◆ **Exercise goal**
Go through the lines below. Copy those with "SNAPSHOT".

[Page and application data records]
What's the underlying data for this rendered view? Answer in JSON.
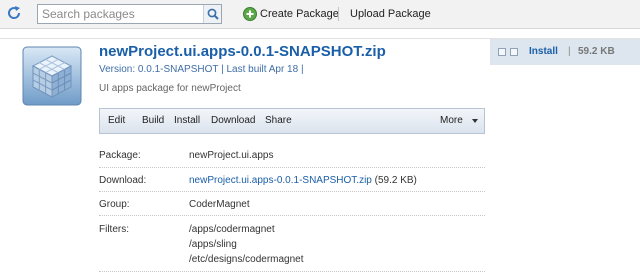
{
  "toolbar": {
    "search_placeholder": "Search packages",
    "create_label": "Create Package",
    "upload_label": "Upload Package"
  },
  "package": {
    "title": "newProject.ui.apps-0.0.1-SNAPSHOT.zip",
    "meta": "Version: 0.0.1-SNAPSHOT | Last built Apr 18 |",
    "description": "UI apps package for newProject",
    "install_label": "Install",
    "separator": "|",
    "size": "59.2 KB"
  },
  "actions": {
    "items": [
      "Edit",
      "Build",
      "Install",
      "Download",
      "Share"
    ],
    "more_label": "More"
  },
  "details": {
    "package_label": "Package:",
    "package_value": "newProject.ui.apps",
    "download_label": "Download:",
    "download_link": "newProject.ui.apps-0.0.1-SNAPSHOT.zip",
    "download_size": "(59.2 KB)",
    "group_label": "Group:",
    "group_value": "CoderMagnet",
    "filters_label": "Filters:",
    "filters": [
      "/apps/codermagnet",
      "/apps/sling",
      "/etc/designs/codermagnet"
    ]
  }
}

◆ **Result of this task**
    "title": "newProject.ui.apps-0.0.1-SNAPSHOT.zip",
    "meta": "Version: 0.0.1-SNAPSHOT | Last built Apr 18 |",
    "download_link": "newProject.ui.apps-0.0.1-SNAPSHOT.zip",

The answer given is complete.